3. Consider helping your parent pay for long-term care insurance.
Long-term care insurance is not cheap, and many seniors are reluctant to pay for it. Even Suze Orman mentioned that her mother did not pay for long-term care insurance because she thought it was a waste of money. Unfortunately, in that situation, the child is often left with the financial burden. Suze Orman paid for care for her elderly mother for years before she passed away. Of course, Orman had the money to do so, but not all of us do.
My mom is now 63, and my husband and I would like to split the price of long-term care insurance with her because if we don’t and she needs to enter a care facility at some point, the entire financial burden will fall to us.
4. Consider creating a mutually beneficial arrangement.

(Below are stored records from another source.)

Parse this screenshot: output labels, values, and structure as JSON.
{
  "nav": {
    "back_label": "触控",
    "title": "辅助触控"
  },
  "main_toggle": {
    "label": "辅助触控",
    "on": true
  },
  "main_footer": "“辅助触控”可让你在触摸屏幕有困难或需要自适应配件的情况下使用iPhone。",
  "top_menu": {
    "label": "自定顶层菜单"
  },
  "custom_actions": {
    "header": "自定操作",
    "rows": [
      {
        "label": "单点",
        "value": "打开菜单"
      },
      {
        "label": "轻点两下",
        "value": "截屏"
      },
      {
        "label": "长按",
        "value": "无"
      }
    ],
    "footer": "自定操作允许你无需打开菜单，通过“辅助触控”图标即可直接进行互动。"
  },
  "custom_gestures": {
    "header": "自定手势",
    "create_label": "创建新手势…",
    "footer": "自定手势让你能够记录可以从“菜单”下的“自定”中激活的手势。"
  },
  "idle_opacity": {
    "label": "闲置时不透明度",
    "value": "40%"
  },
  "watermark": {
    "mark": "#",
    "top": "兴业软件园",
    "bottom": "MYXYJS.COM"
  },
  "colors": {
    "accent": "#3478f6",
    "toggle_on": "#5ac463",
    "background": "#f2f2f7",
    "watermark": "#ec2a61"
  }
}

If your parents are still in good health but just low on retirement funding, consider developing a relationship that can benefit both parties.
If you work every day and don’t come home until 6 p.m., maybe your parents can be home when the kids return from school and drive them to sports practice or extracurricular activities. You will no longer have to hire a sitter, and you could pay your parents some of that money, if they will take it.
5. Think about signing a contract.
Signing a contract may seem formal and uncomfortable, but it can keep all three generations–the grandparents, parents and grandchildren, in agreement about rules of conduct and what is expected from each party. This may actually be a way to make the household run more smoothly as you all adjust to living under the same roof.
Americans are independent, and having parents move in with their adult children can be challenging for both parties.
However, there can be real financial and relational benefits.
My grandparents lived next door to us in a trailer 6 months of the year for 25 years until my grandpa got very sick, and I cherish the time we had together. I was blessed to be much closer to them both physically and emotionally than many of my other cousins.